“Blessed is he whose transgression is forgiven, whose sin is covered. Blessed is the man unto whom the Lord imputeth not iniquity” (Psalm 32:1,2).
It is unfortunate that the mention of David reminds us too often of his sins and not his victories. Most people think “David and Bathsheba” rather than “David and Goliath.” Perhaps this says more about us than it does about David! The tragic background of both Psalm 32 and 51 is David’s sin with Bathsheba, his unsuccessful attempts to hide it, and then his confession and God’s forgiveness of the king (2 Samuel 11,12). This one event was an ugly blemish on an otherwise faithful life (1 Kings 15:5).
Psalm 32 records the experiences that David went through as he faced his sins, confessed them, and received God’s free forgiveness. How is a righteous God able to forgive guilty sinners? Paul explains this miracle of grace in Romans 4, and he quotes Psalm 32:1,2 as part of his argument. Three words are important: “forgiven,” “covered,” and “imputed.”
The word forgive means “to lift and carry away.” It reminds us of the annual Day of Atonement in the Hebrew calendar (Leviticus 16), when the high priest “laid the sins” of the nation on the head of the scapegoat, and the goat was taken away into the wilderness to be seen no more. This pointed figuratively to Jesus, “the Lamb of God, which taketh away the sin of the world” (John 1:29).

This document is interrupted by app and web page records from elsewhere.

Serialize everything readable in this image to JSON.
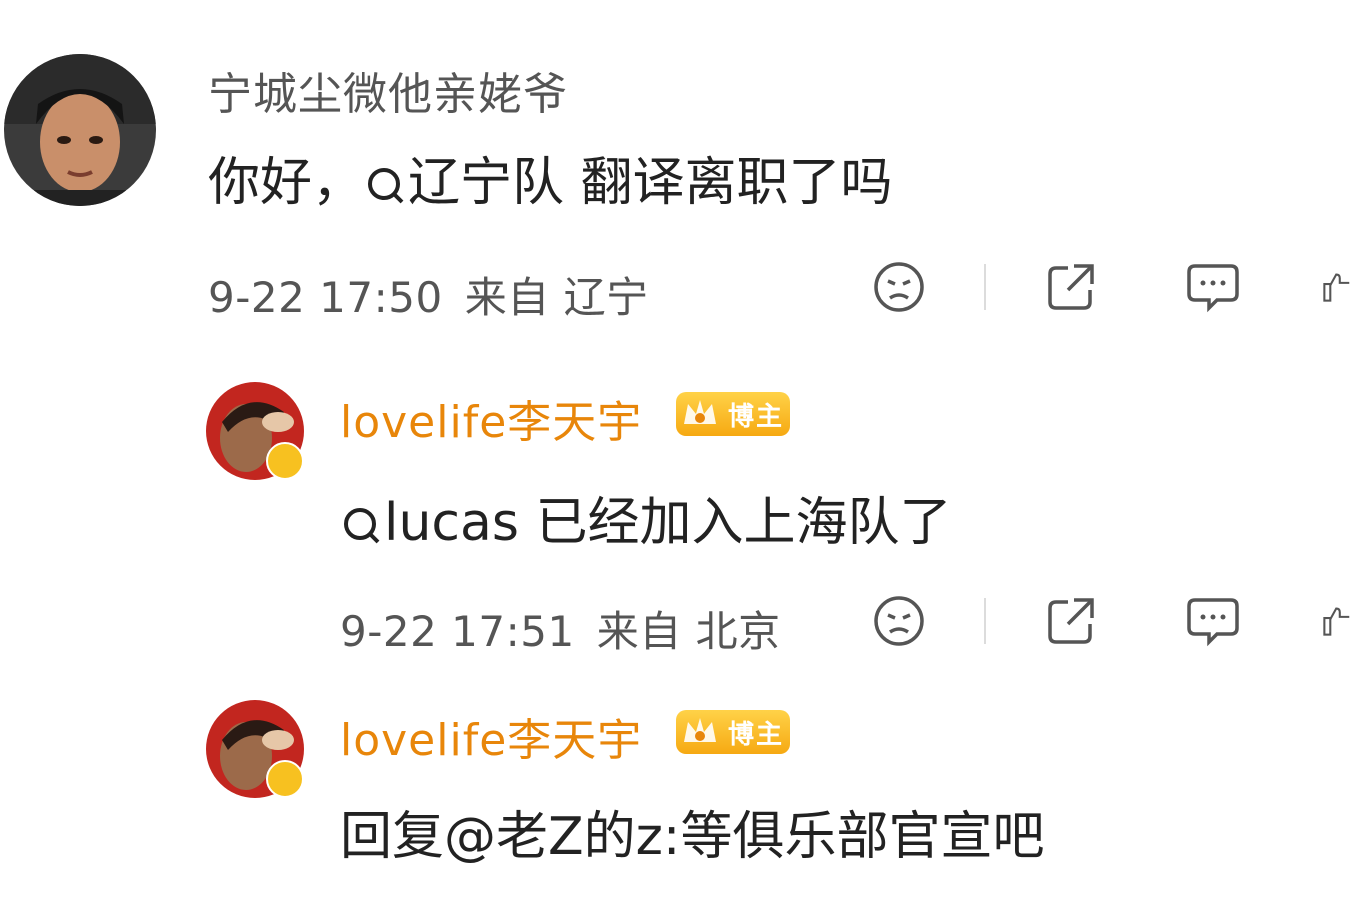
{
  "comments": [
    {
      "author": "宁城尘微他亲姥爷",
      "body_prefix": "你好，",
      "mention": "辽宁队",
      "body_suffix": " 翻译离职了吗",
      "time": "9-22 17:50",
      "from_label": "来自",
      "location": "辽宁"
    },
    {
      "author": "lovelife李天宇",
      "badge": "博主",
      "mention": "lucas",
      "body_suffix": " 已经加入上海队了",
      "time": "9-22 17:51",
      "from_label": "来自",
      "location": "北京"
    },
    {
      "author": "lovelife李天宇",
      "badge": "博主",
      "body": "回复@老Z的z:等俱乐部官宣吧"
    }
  ],
  "colors": {
    "author_gray": "#555555",
    "author_orange": "#e8860a",
    "badge": "#f6a912"
  },
  "icons": [
    "dislike-face-icon",
    "share-icon",
    "comment-icon",
    "like-icon",
    "search-mention-icon",
    "verified-icon"
  ]
}
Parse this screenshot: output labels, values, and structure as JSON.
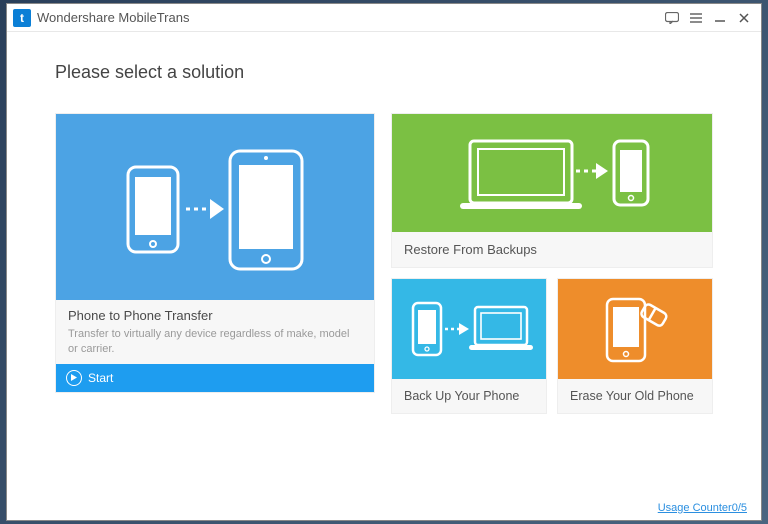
{
  "app": {
    "logoLetter": "t",
    "title": "Wondershare MobileTrans"
  },
  "heading": "Please select a solution",
  "tiles": {
    "main": {
      "title": "Phone to Phone Transfer",
      "desc": "Transfer to virtually any device regardless of make, model or carrier.",
      "startLabel": "Start"
    },
    "restore": {
      "title": "Restore From Backups"
    },
    "backup": {
      "title": "Back Up Your Phone"
    },
    "erase": {
      "title": "Erase Your Old Phone"
    }
  },
  "footer": {
    "usage": "Usage Counter0/5"
  }
}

The word covered simply means “concealed, out of sight.” David tried to cover his own sin with deceit, and yet he was found out. When God covers our sins, they are gone forever. “As far as the east is from the west, so far hath He removed our transgressions from us” (Psalm 103:12). The blood of Jesus Christ does not simply cover sin; it cleanses sin (1 John 1:7-9).
The word impute is a financial term; it means “to put to one’s account.” After all, what good is it if, after God wipes the record clean, we sin again and He starts a new record? David rejoiced because God would never again keep a record of his sins. Paul made it clear in Romans 4 that the person who trusts Jesus Christ is fully and finally forgiven, the record is made clean, and no record will ever be kept of his sins.

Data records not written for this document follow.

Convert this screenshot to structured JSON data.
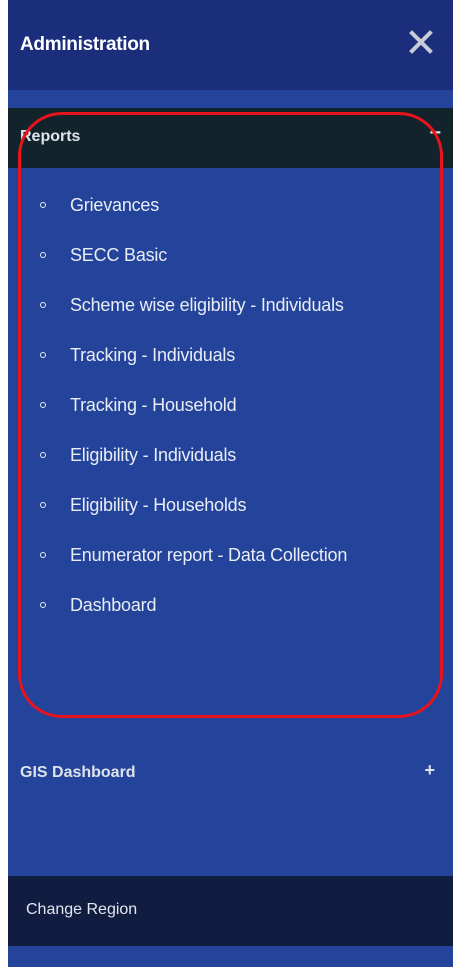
{
  "header": {
    "title": "Administration",
    "close_icon": "close-icon"
  },
  "reports": {
    "label": "Reports",
    "toggle": "−",
    "items": [
      {
        "label": "Grievances"
      },
      {
        "label": "SECC Basic"
      },
      {
        "label": "Scheme wise eligibility - Individuals"
      },
      {
        "label": "Tracking - Individuals"
      },
      {
        "label": "Tracking - Household"
      },
      {
        "label": "Eligibility - Individuals"
      },
      {
        "label": "Eligibility - Households"
      },
      {
        "label": "Enumerator report - Data Collection"
      },
      {
        "label": "Dashboard"
      }
    ]
  },
  "gis": {
    "label": "GIS Dashboard",
    "toggle": "+"
  },
  "footer": {
    "change_region_label": "Change Region"
  },
  "colors": {
    "panel_bg": "#24439a",
    "header_bg": "#1a2e7c",
    "reports_header_bg": "#13232c",
    "footer_bg": "#111d40",
    "highlight_border": "#e8131b"
  }
}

How is this possible? Through the wonderful and perfect transaction on Calvary. On the cross, all of our sins were put to Christ’s account. He was made sin for us (1 Peter 2:24). And, when we trusted Jesus Christ, His righteousness was put on our account! “He [the Father] hath made Him [the Son] to be sin for us, who knew no sin; that we might be made the righteousness of God in Him” (2 Cor. 5:21). This dual transaction makes our forgiveness and salvation possible.
Forgiveness, then, is not cheap, even though it is free. David knew that no amount of expensive sacrifices could take away his sins (Psalm 51:16,17). Our own good works, or even our good intentions, can never solve the sin question. Jesus Christ, the perfect sacrifice, had to die for the sins of the world. It is on the basis of that one perfect sacrifice that God can meet the sinner and forgive his sins.
—From Meet Yourself in the Psalms by Warren W. Wiersbe.
Cover up your sins, and God will uncover them in judgment. Uncover your sins, and God will cover them in grace. —A.J.P.